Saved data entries
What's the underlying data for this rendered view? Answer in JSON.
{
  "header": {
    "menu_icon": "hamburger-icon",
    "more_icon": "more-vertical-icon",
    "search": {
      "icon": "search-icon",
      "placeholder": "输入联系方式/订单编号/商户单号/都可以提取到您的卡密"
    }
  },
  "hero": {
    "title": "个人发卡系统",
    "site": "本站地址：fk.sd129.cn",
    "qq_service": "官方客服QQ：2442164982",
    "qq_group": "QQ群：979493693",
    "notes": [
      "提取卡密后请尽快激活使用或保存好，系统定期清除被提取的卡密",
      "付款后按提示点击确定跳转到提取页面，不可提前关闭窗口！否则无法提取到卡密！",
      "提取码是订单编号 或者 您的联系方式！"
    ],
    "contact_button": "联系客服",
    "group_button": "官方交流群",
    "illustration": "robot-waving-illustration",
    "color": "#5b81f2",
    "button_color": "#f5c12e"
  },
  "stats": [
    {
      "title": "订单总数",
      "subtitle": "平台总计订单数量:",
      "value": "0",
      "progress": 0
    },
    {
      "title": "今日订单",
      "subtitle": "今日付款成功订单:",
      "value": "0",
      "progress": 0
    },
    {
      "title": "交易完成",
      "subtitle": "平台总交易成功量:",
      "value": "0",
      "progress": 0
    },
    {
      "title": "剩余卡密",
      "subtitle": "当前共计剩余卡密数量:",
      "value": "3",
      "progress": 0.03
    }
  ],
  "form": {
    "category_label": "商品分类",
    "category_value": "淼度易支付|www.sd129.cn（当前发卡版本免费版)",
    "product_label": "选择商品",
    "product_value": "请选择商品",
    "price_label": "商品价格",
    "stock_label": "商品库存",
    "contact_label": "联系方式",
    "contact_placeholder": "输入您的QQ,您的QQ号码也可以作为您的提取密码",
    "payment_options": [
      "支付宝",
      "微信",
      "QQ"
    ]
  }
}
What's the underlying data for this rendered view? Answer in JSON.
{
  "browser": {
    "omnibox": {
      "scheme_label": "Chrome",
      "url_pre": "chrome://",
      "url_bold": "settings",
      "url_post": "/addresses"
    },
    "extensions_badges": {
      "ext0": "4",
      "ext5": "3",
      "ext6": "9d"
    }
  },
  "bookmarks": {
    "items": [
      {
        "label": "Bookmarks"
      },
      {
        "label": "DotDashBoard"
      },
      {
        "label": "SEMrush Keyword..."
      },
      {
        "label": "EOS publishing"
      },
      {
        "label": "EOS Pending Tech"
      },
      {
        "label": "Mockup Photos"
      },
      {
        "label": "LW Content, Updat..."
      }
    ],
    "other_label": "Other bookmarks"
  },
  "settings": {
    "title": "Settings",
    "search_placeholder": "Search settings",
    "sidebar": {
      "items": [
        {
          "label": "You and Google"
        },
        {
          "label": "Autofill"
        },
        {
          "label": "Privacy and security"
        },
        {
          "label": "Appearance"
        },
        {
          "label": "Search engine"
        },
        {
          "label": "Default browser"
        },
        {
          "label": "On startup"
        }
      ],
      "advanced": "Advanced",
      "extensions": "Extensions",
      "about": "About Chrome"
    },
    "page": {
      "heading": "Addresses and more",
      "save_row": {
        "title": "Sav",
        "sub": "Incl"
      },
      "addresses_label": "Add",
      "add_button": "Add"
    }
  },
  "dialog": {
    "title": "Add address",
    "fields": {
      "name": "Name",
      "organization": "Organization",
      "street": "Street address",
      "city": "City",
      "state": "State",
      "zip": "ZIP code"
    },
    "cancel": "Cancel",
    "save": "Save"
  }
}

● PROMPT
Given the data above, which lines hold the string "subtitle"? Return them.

● WRITTEN RESPONSE
      "subtitle": "平台总计订单数量:",
      "subtitle": "今日付款成功订单:",
      "subtitle": "平台总交易成功量:",
      "subtitle": "当前共计剩余卡密数量:",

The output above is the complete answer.